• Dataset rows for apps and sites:
+ + + + + + +

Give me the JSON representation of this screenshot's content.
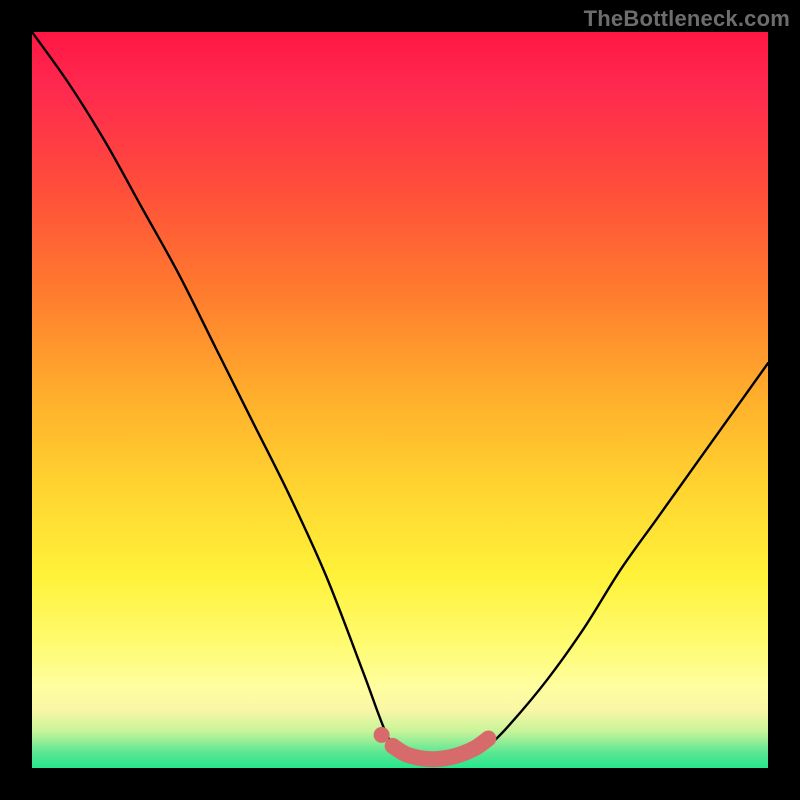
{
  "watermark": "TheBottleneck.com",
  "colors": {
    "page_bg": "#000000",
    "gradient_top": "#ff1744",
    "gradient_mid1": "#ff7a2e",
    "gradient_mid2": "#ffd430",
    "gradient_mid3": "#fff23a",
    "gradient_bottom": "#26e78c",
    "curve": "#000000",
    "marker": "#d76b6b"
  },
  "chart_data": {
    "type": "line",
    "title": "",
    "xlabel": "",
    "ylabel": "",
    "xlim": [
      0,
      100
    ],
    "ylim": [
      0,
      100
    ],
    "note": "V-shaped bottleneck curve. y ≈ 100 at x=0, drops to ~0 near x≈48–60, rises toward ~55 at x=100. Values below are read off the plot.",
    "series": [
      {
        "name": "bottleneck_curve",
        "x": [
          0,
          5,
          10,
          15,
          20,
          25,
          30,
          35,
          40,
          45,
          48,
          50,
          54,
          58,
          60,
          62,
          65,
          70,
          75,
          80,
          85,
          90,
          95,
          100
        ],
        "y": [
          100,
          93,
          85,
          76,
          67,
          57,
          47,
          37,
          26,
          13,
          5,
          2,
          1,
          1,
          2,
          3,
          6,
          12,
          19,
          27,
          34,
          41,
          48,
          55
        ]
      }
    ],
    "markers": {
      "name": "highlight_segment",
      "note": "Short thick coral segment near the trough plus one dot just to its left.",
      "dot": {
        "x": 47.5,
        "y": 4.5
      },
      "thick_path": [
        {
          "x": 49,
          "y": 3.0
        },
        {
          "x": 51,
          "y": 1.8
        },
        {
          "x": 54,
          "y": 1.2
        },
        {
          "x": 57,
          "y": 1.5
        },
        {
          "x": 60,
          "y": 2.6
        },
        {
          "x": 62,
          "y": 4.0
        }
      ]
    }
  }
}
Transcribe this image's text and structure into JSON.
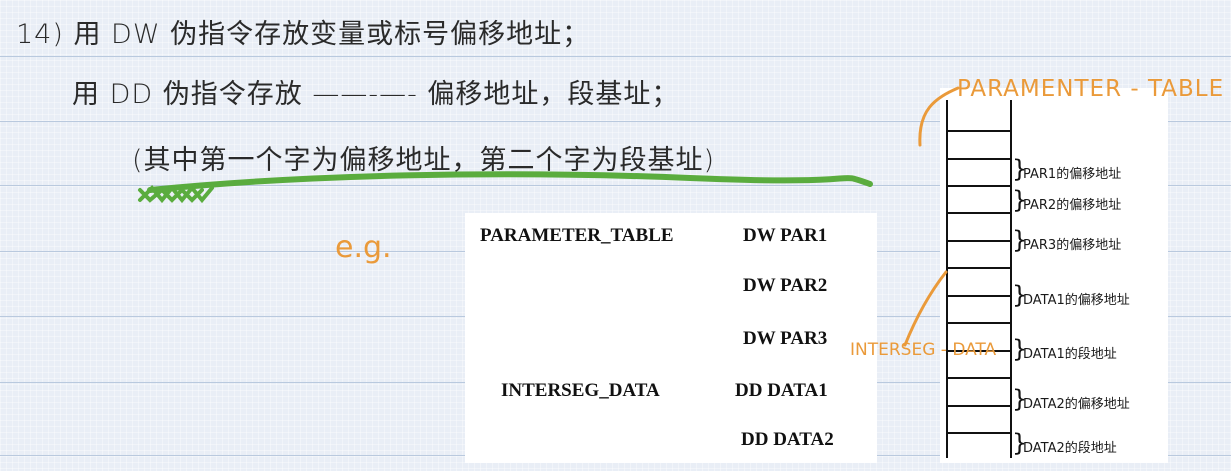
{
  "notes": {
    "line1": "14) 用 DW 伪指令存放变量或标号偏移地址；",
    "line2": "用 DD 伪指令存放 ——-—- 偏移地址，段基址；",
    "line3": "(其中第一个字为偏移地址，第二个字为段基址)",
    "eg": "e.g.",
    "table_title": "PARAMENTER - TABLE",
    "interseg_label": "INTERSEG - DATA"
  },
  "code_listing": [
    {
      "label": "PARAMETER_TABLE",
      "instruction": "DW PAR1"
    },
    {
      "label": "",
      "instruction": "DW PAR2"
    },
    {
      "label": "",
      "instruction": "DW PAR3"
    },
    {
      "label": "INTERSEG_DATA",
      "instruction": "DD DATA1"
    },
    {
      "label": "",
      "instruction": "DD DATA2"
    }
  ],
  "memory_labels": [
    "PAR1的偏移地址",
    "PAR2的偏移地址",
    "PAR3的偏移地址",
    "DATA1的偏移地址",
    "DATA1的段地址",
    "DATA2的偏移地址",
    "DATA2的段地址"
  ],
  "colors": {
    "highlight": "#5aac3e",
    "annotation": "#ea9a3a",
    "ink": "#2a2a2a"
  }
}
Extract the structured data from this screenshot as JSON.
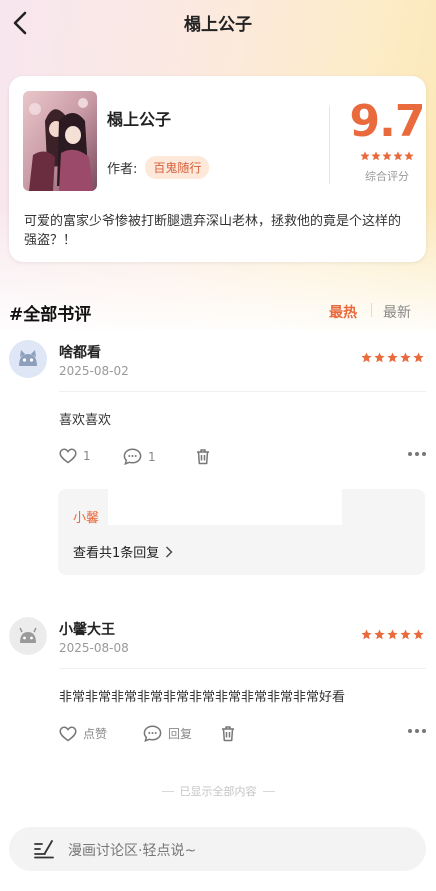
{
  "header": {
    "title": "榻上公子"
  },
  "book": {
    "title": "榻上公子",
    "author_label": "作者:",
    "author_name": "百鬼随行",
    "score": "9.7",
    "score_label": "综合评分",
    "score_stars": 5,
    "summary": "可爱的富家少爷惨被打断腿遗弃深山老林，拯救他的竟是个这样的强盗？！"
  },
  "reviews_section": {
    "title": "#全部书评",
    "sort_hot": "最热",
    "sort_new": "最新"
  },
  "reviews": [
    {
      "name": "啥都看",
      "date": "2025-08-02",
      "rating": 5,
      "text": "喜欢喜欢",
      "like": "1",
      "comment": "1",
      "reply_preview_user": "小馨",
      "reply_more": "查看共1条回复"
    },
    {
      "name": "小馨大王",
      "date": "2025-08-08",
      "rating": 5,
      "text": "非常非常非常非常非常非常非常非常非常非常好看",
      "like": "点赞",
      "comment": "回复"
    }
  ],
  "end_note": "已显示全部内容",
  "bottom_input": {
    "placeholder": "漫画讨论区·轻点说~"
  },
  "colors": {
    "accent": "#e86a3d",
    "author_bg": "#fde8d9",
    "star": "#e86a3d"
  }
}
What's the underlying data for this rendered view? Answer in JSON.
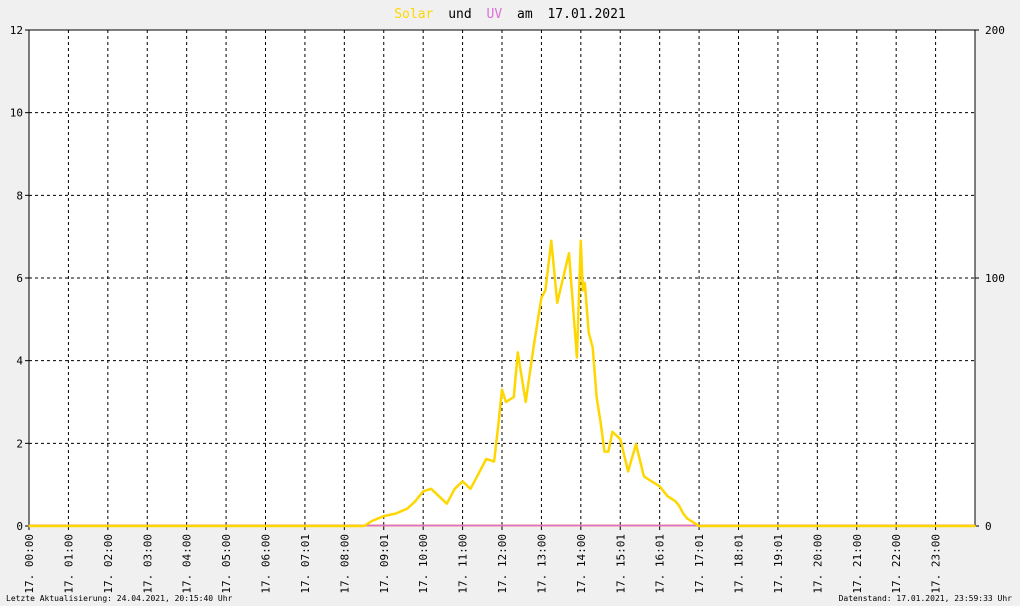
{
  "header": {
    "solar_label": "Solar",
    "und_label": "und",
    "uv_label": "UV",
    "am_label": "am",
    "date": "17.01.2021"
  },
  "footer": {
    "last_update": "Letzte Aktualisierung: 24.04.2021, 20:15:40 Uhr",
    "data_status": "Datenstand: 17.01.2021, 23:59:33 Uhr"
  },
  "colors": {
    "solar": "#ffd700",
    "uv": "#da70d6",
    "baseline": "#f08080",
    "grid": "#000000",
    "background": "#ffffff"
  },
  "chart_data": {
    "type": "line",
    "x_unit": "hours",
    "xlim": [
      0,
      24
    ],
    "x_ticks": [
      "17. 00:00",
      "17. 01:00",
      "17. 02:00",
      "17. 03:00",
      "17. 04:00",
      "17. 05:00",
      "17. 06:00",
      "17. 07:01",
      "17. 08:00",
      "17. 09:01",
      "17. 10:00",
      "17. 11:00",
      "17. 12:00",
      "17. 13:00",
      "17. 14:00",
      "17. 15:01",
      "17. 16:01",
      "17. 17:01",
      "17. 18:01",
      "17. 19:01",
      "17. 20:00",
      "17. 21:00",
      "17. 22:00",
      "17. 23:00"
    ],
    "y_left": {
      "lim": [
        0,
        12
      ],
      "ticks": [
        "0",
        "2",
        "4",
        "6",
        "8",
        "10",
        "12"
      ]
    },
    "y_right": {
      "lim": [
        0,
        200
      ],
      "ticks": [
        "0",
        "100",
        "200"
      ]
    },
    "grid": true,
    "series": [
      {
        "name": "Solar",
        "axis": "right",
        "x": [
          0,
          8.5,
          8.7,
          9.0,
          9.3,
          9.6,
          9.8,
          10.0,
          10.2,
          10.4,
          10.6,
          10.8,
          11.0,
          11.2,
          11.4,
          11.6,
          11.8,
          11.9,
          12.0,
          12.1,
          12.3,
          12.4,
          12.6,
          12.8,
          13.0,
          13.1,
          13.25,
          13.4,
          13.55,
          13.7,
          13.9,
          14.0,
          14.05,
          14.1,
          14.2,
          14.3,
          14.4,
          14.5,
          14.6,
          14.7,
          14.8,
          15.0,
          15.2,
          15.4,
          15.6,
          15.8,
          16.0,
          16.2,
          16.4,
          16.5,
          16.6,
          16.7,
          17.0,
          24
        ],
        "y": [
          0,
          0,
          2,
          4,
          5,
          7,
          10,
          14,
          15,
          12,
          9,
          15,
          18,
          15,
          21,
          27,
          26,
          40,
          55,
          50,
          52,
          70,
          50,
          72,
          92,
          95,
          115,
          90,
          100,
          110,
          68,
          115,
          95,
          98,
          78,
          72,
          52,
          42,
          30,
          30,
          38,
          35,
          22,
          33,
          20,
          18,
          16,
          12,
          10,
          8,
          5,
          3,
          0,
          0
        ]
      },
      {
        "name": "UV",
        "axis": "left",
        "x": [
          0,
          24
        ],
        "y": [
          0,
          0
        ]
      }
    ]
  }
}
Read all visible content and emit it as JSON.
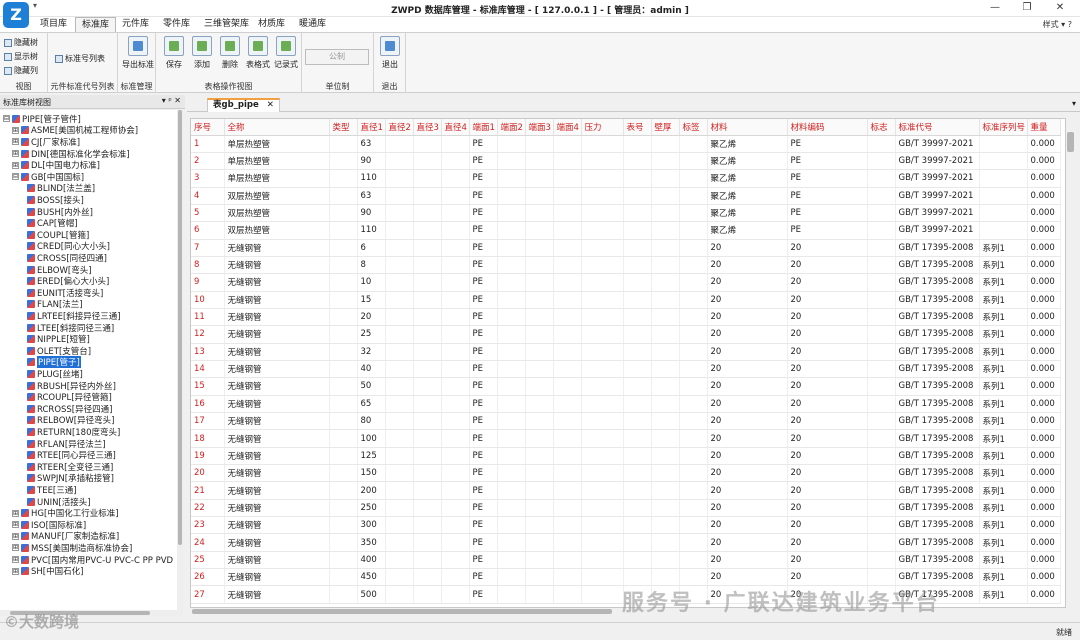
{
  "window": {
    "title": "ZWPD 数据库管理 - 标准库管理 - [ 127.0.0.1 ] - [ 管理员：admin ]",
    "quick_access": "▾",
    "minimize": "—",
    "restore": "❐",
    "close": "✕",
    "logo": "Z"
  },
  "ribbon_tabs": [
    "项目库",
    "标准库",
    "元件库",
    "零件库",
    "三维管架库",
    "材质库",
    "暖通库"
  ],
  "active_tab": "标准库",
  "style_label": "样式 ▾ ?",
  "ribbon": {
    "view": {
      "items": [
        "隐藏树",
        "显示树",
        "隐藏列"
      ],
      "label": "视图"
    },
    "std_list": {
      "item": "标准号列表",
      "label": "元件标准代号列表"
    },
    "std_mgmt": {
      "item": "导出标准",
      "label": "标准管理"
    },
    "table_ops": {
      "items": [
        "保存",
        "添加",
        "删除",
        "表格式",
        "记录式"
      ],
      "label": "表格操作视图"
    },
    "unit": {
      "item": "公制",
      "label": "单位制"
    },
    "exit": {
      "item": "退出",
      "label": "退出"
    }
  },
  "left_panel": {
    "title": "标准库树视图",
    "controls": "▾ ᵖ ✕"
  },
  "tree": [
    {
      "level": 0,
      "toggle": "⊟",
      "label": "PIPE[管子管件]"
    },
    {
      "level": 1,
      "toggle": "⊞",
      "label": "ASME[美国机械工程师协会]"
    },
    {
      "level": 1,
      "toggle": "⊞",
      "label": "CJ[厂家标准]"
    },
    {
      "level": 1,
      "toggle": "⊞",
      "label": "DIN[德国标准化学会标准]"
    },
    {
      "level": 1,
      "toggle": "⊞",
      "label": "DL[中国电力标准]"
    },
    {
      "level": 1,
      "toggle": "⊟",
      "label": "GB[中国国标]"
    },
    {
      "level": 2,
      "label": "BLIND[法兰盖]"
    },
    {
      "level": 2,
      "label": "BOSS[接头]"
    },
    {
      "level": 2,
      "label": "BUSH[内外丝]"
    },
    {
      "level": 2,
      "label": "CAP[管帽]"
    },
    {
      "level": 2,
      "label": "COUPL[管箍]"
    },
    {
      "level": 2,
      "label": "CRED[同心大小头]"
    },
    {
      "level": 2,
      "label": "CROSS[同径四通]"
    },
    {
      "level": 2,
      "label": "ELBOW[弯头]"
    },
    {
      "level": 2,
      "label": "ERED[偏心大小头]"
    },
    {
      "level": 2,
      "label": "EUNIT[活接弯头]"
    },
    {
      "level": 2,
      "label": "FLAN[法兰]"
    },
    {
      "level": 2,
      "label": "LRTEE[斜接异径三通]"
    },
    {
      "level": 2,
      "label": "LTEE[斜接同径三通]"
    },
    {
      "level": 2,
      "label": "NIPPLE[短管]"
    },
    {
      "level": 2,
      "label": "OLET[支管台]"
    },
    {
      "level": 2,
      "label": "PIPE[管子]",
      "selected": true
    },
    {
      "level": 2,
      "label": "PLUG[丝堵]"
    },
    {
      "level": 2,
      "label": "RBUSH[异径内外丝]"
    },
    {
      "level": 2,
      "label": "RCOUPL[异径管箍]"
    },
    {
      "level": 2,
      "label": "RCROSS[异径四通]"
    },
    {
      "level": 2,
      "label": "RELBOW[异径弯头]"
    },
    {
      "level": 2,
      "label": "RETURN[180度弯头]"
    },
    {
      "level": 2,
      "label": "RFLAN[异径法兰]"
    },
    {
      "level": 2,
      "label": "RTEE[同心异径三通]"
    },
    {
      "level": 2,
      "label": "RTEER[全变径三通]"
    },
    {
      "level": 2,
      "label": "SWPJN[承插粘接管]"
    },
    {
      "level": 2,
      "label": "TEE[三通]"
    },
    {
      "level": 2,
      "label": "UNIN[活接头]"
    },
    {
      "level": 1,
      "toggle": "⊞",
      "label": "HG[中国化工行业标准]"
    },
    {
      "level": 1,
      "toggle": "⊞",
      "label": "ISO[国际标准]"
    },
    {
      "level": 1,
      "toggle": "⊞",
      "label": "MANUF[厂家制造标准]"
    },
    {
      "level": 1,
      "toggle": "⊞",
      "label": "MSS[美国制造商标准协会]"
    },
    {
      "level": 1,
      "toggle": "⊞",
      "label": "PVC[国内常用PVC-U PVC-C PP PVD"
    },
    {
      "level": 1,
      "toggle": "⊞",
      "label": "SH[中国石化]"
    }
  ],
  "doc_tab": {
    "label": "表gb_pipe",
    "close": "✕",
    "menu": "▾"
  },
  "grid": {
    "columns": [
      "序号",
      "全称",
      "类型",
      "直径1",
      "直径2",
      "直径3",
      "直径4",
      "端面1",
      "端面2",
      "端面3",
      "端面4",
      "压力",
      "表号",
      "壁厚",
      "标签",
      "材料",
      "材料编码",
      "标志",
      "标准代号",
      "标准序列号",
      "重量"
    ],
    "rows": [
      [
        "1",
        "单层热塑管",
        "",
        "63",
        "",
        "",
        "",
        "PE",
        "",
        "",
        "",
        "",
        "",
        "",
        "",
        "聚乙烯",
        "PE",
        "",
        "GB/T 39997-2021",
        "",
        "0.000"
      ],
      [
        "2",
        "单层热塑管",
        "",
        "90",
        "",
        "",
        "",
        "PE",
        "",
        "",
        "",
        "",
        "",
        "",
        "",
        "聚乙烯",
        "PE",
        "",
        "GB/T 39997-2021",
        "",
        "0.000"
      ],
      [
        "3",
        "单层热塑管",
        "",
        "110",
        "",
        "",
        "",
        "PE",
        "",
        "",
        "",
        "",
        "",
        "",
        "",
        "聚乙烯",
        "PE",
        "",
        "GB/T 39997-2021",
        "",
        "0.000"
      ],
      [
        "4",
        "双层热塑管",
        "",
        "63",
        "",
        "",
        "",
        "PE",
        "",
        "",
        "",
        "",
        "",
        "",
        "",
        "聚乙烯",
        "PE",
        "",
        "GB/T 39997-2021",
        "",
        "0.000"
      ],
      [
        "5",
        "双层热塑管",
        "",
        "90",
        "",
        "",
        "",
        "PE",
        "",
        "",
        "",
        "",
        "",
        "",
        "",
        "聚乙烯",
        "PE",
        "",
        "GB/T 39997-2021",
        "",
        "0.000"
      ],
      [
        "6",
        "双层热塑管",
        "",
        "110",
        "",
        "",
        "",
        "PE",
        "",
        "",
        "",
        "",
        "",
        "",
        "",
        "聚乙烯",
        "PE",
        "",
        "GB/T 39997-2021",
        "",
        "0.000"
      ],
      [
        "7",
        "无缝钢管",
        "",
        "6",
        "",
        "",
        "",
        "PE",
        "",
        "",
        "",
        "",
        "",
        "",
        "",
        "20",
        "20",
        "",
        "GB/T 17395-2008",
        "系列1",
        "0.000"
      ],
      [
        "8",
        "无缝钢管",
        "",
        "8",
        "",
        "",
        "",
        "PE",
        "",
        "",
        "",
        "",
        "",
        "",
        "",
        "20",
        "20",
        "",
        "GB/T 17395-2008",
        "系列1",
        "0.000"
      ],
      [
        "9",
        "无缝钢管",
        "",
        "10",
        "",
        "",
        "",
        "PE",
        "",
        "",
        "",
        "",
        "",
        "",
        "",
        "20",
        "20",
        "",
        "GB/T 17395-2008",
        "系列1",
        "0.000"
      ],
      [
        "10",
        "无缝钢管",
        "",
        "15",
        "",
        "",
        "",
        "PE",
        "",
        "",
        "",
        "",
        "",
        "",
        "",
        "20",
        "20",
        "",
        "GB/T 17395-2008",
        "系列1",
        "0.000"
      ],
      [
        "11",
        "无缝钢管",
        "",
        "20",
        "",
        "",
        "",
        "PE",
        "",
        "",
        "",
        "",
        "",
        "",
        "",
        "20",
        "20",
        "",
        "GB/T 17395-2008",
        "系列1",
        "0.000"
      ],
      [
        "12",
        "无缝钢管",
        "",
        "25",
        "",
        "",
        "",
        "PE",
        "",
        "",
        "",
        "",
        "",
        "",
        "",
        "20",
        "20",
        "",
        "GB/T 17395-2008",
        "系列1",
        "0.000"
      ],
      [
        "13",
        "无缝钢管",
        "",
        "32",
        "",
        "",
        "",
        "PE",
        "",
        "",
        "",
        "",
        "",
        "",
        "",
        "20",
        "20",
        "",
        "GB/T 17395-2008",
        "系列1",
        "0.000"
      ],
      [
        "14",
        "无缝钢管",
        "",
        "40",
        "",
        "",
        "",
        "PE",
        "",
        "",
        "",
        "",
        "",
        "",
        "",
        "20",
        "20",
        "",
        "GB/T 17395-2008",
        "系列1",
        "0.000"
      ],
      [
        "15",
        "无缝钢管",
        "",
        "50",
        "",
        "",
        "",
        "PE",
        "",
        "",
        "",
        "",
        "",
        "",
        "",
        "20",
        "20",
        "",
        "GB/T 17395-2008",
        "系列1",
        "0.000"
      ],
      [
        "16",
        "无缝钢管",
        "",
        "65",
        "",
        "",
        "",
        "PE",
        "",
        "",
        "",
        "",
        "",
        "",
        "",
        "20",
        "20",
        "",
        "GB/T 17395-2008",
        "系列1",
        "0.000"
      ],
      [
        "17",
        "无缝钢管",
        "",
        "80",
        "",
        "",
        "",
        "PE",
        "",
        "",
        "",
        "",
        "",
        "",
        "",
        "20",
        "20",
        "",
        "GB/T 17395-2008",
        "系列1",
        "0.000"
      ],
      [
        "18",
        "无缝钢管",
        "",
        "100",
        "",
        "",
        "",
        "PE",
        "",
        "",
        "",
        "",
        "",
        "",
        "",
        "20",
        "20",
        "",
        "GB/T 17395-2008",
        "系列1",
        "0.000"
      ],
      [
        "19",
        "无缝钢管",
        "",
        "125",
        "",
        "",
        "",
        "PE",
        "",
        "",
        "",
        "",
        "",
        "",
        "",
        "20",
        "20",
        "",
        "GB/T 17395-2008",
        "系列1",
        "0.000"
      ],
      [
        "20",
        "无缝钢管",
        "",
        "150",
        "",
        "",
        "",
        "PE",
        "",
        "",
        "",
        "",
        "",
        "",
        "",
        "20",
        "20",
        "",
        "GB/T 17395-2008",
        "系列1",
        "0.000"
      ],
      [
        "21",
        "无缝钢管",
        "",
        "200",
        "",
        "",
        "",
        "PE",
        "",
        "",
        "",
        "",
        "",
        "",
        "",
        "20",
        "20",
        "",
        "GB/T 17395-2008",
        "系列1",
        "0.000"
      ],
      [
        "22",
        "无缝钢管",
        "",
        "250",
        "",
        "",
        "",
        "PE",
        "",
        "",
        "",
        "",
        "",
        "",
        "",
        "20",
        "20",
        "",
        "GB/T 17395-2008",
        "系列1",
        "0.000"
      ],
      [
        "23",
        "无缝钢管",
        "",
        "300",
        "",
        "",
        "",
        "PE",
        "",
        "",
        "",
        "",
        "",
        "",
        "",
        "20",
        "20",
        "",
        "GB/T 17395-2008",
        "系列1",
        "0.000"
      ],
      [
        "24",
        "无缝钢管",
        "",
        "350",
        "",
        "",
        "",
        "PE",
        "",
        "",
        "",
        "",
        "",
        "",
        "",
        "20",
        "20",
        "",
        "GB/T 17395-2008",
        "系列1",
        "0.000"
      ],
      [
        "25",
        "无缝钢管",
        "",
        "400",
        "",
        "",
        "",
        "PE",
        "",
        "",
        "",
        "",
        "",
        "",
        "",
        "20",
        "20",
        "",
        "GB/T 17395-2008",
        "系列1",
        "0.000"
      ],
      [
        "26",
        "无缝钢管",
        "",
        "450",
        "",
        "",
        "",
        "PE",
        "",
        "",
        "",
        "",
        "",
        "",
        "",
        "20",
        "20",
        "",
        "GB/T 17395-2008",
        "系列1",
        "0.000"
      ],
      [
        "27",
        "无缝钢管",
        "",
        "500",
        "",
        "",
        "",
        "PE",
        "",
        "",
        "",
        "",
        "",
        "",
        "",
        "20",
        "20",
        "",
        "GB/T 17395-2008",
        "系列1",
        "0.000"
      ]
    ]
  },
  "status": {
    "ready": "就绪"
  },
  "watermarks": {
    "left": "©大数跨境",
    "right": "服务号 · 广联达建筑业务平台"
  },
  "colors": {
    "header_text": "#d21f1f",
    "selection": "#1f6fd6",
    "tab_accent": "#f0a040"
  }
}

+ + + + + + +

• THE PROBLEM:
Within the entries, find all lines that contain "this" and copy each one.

• EXPECTED ANSWER:
Give me the JSON representation of this screenshot's content.
Transcribe this image's text and structure into JSON.
Extract the structured data from this screenshot as JSON.
What's the underlying data for this rendered view? Answer in JSON.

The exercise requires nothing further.